NASHWAUK — There are many ways to exercise: bodyweight circuits, machine-guided muscle development, spin-offs of Eastern meditation practices, and more.
Yet one of the most beneficial exercises is one that has been around since humans had legs — running.
“The benefits of running are numerous, both physically and mentally,” said Dr. Amanda McDonald, a primary care provider at Fairview Mesaba Clinics-Hibbing. “It is a great way to clear your mind, reduce stress, combat depression and improve your sleep quality.
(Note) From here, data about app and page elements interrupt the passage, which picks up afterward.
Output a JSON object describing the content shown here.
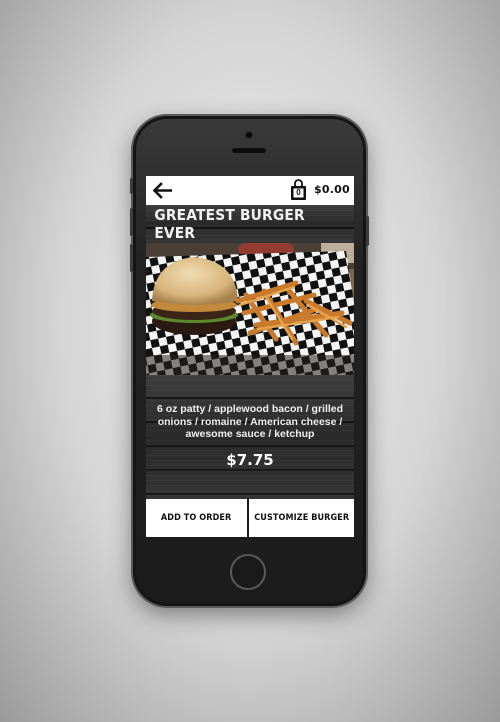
{
  "header": {
    "cart_count": "0",
    "cart_total": "$0.00",
    "back_icon": "arrow-left-icon",
    "cart_icon": "shopping-bag-icon"
  },
  "item": {
    "title": "GREATEST BURGER EVER",
    "description": "6 oz patty / applewood bacon / grilled onions / romaine / American cheese / awesome sauce / ketchup",
    "price": "$7.75"
  },
  "actions": {
    "add_label": "ADD TO ORDER",
    "customize_label": "CUSTOMIZE BURGER"
  },
  "colors": {
    "background": "#1b1b1b",
    "button_bg": "#ffffff",
    "text_light": "#f2f2f2"
  }
}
It also helps with many medical conditions, reducing blood pressure, blood sugar, and cholesterol, and lowering the risk of cardiovascular disease.”
In a world where fast food and unhealthy options beckon and individuals see their waist sizes increase, running can help with weight loss and improve bones.
“With the ongoing obesity epidemic, running can also help with weight loss, in addition to improving bone health,” McDonald explained.
According to a study published last month in Progress in Cardiovascular Disease, running can actually increase your lifespan.
As the study pointed out, running — no matter someone’s pace or mileage — dropped a person’s risk of premature death by almost 40 percent, a benefit that held true even when the researchers controlled for smoking, drinking and a history of health problems such as hypertension or obesity.
Further, the study found that an hour of running statistically lengthens life expectancy by seven hours.
Using a basis of two hours per week of training, researchers estimated that a typical runner would spend less than six months actually running over the course of almost 40 years, but could expect an increase in life expectancy of 3.2 years, for a net gain of about 2.8 years.
And a real upside of running?
It’s free and versatile.
“Running can be done anywhere, anytime,” McDonald said. “You don’t need a gym membership or a class schedule. You simply need the motivation to get started.”